> INFORMATION:
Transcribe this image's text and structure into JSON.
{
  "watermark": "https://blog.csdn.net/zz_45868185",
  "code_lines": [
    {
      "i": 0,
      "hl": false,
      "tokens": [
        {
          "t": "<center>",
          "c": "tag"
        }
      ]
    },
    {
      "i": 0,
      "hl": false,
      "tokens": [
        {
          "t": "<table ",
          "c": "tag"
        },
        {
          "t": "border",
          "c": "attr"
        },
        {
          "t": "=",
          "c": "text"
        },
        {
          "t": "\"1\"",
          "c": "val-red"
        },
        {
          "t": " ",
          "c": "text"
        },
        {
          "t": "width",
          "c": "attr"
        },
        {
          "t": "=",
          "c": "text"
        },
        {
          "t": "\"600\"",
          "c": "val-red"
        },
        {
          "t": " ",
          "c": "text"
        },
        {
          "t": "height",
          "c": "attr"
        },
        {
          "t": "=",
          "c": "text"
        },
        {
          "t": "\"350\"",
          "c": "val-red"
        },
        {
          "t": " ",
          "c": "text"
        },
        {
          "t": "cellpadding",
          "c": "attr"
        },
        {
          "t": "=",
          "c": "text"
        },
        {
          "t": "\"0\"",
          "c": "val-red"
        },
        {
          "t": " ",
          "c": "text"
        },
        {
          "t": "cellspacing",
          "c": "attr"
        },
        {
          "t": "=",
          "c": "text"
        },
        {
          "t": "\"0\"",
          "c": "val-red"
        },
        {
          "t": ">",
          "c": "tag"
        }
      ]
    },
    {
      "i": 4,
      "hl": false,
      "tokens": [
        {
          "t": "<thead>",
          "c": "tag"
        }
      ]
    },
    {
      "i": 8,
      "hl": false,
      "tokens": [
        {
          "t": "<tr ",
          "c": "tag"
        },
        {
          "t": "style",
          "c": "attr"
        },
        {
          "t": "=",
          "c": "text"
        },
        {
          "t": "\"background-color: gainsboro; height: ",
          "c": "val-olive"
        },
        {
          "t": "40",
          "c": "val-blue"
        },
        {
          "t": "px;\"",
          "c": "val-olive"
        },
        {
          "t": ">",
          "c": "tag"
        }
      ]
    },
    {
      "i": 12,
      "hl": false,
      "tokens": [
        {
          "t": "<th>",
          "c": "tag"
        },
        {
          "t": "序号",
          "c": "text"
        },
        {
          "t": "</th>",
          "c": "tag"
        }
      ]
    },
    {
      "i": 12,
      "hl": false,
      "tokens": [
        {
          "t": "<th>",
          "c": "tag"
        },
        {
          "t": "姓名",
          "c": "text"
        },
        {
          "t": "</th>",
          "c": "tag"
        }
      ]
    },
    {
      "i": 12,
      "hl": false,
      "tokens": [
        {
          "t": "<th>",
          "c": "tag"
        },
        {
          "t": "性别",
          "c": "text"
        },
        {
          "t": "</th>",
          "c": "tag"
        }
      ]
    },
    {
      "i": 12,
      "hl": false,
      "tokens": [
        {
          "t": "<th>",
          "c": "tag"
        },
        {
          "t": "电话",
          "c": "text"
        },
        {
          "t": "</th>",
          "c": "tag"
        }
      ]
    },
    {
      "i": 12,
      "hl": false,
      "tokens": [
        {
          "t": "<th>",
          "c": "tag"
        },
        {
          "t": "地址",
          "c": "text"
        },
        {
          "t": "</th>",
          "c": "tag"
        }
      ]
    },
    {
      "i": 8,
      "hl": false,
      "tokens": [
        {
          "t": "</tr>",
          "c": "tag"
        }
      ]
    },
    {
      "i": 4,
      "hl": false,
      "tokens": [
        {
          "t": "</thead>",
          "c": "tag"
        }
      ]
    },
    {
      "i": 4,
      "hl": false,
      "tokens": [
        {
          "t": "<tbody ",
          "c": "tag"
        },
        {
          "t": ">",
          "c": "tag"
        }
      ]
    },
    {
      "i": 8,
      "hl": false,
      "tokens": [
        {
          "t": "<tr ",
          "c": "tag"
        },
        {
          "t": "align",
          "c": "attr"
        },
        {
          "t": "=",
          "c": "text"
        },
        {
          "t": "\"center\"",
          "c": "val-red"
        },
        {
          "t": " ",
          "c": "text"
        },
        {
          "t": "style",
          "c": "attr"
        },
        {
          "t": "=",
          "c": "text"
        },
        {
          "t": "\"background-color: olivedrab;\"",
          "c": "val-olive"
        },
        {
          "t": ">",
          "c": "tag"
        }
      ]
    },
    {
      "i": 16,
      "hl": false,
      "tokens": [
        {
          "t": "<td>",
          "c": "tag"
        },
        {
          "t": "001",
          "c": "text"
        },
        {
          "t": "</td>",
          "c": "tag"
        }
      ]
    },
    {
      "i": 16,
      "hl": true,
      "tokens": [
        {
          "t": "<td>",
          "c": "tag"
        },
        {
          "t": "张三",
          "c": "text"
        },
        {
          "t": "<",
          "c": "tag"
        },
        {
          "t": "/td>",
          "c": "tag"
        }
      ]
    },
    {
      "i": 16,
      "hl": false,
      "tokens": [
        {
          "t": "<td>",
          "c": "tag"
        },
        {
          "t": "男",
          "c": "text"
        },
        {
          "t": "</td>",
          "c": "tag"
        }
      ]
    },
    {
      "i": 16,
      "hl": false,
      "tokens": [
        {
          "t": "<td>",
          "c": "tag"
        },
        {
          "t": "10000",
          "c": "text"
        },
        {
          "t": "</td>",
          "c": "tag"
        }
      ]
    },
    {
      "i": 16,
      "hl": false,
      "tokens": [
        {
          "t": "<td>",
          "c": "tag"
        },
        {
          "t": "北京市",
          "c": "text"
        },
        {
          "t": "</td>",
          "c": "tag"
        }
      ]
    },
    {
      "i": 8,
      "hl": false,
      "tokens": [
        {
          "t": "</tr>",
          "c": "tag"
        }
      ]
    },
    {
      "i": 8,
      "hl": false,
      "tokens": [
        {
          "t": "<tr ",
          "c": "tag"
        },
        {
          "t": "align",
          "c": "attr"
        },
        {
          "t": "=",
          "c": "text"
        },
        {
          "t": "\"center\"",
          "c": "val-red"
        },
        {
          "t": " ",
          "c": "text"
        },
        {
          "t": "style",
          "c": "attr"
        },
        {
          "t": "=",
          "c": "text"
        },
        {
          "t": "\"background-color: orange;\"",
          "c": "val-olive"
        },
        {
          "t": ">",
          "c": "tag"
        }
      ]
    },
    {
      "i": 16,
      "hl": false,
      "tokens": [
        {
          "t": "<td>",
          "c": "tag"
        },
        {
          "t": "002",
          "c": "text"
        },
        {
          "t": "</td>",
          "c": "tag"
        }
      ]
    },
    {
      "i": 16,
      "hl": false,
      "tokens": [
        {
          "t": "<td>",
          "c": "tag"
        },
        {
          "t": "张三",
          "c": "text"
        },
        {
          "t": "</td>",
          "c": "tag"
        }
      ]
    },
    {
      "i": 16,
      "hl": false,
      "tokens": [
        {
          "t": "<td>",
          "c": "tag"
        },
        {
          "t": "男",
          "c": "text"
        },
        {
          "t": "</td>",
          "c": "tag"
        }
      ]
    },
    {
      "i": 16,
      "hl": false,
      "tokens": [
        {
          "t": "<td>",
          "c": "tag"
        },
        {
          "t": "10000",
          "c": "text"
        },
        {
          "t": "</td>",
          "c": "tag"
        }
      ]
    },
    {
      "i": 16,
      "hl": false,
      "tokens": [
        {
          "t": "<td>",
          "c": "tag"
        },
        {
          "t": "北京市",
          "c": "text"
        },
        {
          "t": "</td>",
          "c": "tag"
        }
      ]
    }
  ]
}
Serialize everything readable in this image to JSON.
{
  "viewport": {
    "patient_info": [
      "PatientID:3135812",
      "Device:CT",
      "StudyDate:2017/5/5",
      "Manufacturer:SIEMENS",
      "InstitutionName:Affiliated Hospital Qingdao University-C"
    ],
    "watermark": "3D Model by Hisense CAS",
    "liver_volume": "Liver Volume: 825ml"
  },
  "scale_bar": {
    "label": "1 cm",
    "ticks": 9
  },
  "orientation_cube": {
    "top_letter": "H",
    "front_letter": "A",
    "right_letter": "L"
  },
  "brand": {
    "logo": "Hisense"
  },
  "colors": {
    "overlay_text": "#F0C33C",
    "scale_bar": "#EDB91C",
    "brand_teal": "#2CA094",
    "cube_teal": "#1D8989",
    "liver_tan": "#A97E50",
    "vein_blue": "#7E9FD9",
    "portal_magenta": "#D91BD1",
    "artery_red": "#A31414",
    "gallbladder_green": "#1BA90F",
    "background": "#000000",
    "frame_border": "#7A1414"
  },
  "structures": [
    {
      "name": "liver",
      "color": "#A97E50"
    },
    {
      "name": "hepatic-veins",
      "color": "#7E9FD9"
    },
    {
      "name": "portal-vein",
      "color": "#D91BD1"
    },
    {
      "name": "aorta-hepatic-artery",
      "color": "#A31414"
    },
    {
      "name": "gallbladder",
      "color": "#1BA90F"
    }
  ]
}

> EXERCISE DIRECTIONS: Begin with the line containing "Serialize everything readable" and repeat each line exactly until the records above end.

> ANSWER SPACE:
Serialize everything readable in this image to JSON.
{
  "viewport": {
    "patient_info": [
      "PatientID:3135812",
      "Device:CT",
      "StudyDate:2017/5/5",
      "Manufacturer:SIEMENS",
      "InstitutionName:Affiliated Hospital Qingdao University-C"
    ],
    "watermark": "3D Model by Hisense CAS",
    "liver_volume": "Liver Volume: 825ml"
  },
  "scale_bar": {
    "label": "1 cm",
    "ticks": 9
  },
  "orientation_cube": {
    "top_letter": "H",
    "front_letter": "A",
    "right_letter": "L"
  },
  "brand": {
    "logo": "Hisense"
  },
  "colors": {
    "overlay_text": "#F0C33C",
    "scale_bar": "#EDB91C",
    "brand_teal": "#2CA094",
    "cube_teal": "#1D8989",
    "liver_tan": "#A97E50",
    "vein_blue": "#7E9FD9",
    "portal_magenta": "#D91BD1",
    "artery_red": "#A31414",
    "gallbladder_green": "#1BA90F",
    "background": "#000000",
    "frame_border": "#7A1414"
  },
  "structures": [
    {
      "name": "liver",
      "color": "#A97E50"
    },
    {
      "name": "hepatic-veins",
      "color": "#7E9FD9"
    },
    {
      "name": "portal-vein",
      "color": "#D91BD1"
    },
    {
      "name": "aorta-hepatic-artery",
      "color": "#A31414"
    },
    {
      "name": "gallbladder",
      "color": "#1BA90F"
    }
  ]
}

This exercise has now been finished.